Assignment
Every entry must be set down exactly in the answer; no pictures should appear.

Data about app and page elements

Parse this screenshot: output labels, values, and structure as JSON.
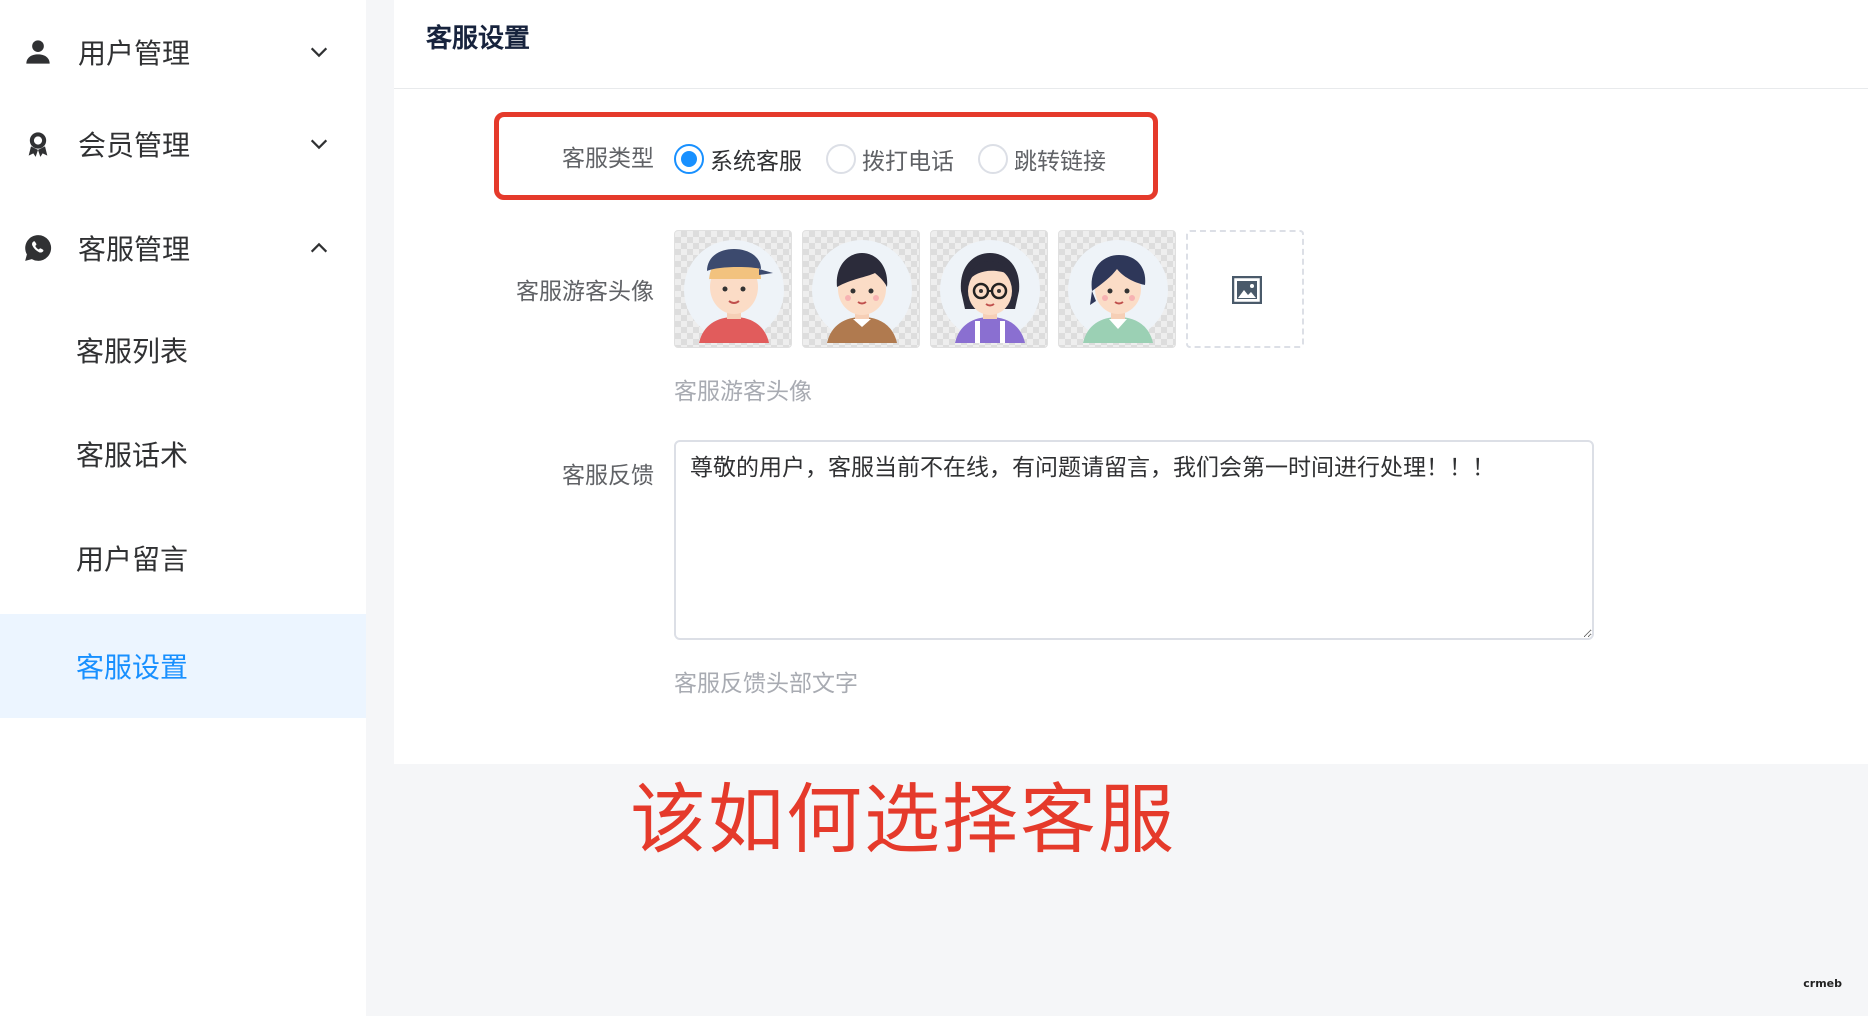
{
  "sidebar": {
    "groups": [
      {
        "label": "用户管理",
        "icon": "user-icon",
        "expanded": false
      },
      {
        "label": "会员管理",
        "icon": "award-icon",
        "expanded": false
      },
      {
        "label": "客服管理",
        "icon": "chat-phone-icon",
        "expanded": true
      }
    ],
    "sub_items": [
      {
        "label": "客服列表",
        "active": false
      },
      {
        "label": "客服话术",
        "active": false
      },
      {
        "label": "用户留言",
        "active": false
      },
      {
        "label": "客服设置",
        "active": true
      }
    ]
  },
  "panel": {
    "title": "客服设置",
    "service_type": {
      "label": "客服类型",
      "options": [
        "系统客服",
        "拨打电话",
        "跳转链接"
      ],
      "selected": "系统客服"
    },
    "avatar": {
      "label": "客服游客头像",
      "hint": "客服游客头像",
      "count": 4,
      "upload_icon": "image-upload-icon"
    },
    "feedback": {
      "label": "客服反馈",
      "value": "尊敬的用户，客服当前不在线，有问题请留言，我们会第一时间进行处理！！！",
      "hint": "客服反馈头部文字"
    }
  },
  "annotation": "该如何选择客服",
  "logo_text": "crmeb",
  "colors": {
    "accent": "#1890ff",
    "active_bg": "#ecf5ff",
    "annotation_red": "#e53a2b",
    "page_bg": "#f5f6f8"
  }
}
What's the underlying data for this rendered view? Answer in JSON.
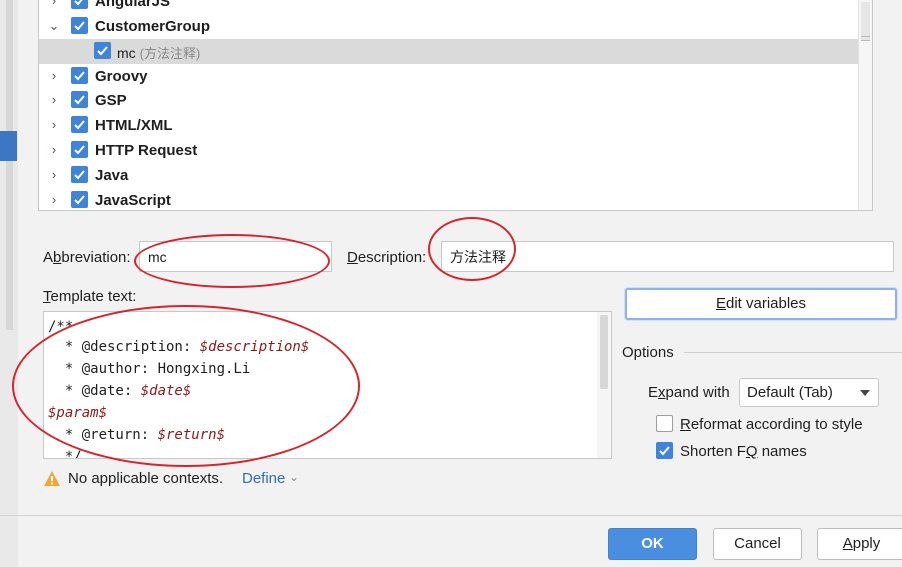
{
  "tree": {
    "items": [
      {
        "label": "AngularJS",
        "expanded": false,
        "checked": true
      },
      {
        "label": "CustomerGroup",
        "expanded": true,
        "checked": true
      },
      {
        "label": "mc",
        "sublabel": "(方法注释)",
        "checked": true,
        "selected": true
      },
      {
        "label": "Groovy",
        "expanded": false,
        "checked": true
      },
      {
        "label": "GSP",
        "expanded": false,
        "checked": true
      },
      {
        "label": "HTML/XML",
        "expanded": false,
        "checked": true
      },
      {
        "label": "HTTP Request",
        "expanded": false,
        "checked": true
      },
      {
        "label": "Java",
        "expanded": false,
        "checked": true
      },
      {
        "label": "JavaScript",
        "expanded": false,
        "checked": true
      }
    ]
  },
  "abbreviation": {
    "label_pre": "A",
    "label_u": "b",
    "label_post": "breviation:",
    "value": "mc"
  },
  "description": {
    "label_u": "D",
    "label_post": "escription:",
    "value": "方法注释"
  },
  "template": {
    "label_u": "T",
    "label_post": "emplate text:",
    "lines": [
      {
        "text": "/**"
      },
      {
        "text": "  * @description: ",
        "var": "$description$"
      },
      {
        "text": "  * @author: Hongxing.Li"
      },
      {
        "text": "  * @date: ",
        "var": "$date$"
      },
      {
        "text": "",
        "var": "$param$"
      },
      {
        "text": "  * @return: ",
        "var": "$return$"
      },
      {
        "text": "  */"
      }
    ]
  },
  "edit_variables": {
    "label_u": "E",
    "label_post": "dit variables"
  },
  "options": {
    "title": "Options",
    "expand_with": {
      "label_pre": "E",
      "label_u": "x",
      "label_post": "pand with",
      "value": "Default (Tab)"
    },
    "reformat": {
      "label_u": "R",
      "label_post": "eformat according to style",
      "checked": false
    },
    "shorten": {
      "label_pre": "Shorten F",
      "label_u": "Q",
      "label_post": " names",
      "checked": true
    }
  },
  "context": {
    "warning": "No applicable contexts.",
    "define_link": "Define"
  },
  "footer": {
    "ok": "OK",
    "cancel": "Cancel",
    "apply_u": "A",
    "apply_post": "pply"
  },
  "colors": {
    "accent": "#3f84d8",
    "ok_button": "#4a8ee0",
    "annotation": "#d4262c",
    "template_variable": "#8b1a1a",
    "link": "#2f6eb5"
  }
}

Answer to this exercise
Parse this screenshot: output labels, values, and structure as JSON.
{
  "sidebar": {
    "groups": [
      {
        "label": "用户管理",
        "icon": "user-icon",
        "expanded": false
      },
      {
        "label": "会员管理",
        "icon": "award-icon",
        "expanded": false
      },
      {
        "label": "客服管理",
        "icon": "chat-phone-icon",
        "expanded": true
      }
    ],
    "sub_items": [
      {
        "label": "客服列表",
        "active": false
      },
      {
        "label": "客服话术",
        "active": false
      },
      {
        "label": "用户留言",
        "active": false
      },
      {
        "label": "客服设置",
        "active": true
      }
    ]
  },
  "panel": {
    "title": "客服设置",
    "service_type": {
      "label": "客服类型",
      "options": [
        "系统客服",
        "拨打电话",
        "跳转链接"
      ],
      "selected": "系统客服"
    },
    "avatar": {
      "label": "客服游客头像",
      "hint": "客服游客头像",
      "count": 4,
      "upload_icon": "image-upload-icon"
    },
    "feedback": {
      "label": "客服反馈",
      "value": "尊敬的用户，客服当前不在线，有问题请留言，我们会第一时间进行处理！！！",
      "hint": "客服反馈头部文字"
    }
  },
  "annotation": "该如何选择客服",
  "logo_text": "crmeb",
  "colors": {
    "accent": "#1890ff",
    "active_bg": "#ecf5ff",
    "annotation_red": "#e53a2b",
    "page_bg": "#f5f6f8"
  }
}
What's the underlying data for this rendered view? Answer in JSON.
{
  "tree": {
    "items": [
      {
        "label": "AngularJS",
        "expanded": false,
        "checked": true
      },
      {
        "label": "CustomerGroup",
        "expanded": true,
        "checked": true
      },
      {
        "label": "mc",
        "sublabel": "(方法注释)",
        "checked": true,
        "selected": true
      },
      {
        "label": "Groovy",
        "expanded": false,
        "checked": true
      },
      {
        "label": "GSP",
        "expanded": false,
        "checked": true
      },
      {
        "label": "HTML/XML",
        "expanded": false,
        "checked": true
      },
      {
        "label": "HTTP Request",
        "expanded": false,
        "checked": true
      },
      {
        "label": "Java",
        "expanded": false,
        "checked": true
      },
      {
        "label": "JavaScript",
        "expanded": false,
        "checked": true
      }
    ]
  },
  "abbreviation": {
    "label_pre": "A",
    "label_u": "b",
    "label_post": "breviation:",
    "value": "mc"
  },
  "description": {
    "label_u": "D",
    "label_post": "escription:",
    "value": "方法注释"
  },
  "template": {
    "label_u": "T",
    "label_post": "emplate text:",
    "lines": [
      {
        "text": "/**"
      },
      {
        "text": "  * @description: ",
        "var": "$description$"
      },
      {
        "text": "  * @author: Hongxing.Li"
      },
      {
        "text": "  * @date: ",
        "var": "$date$"
      },
      {
        "text": "",
        "var": "$param$"
      },
      {
        "text": "  * @return: ",
        "var": "$return$"
      },
      {
        "text": "  */"
      }
    ]
  },
  "edit_variables": {
    "label_u": "E",
    "label_post": "dit variables"
  },
  "options": {
    "title": "Options",
    "expand_with": {
      "label_pre": "E",
      "label_u": "x",
      "label_post": "pand with",
      "value": "Default (Tab)"
    },
    "reformat": {
      "label_u": "R",
      "label_post": "eformat according to style",
      "checked": false
    },
    "shorten": {
      "label_pre": "Shorten F",
      "label_u": "Q",
      "label_post": " names",
      "checked": true
    }
  },
  "context": {
    "warning": "No applicable contexts.",
    "define_link": "Define"
  },
  "footer": {
    "ok": "OK",
    "cancel": "Cancel",
    "apply_u": "A",
    "apply_post": "pply"
  },
  "colors": {
    "accent": "#3f84d8",
    "ok_button": "#4a8ee0",
    "annotation": "#d4262c",
    "template_variable": "#8b1a1a",
    "link": "#2f6eb5"
  }
}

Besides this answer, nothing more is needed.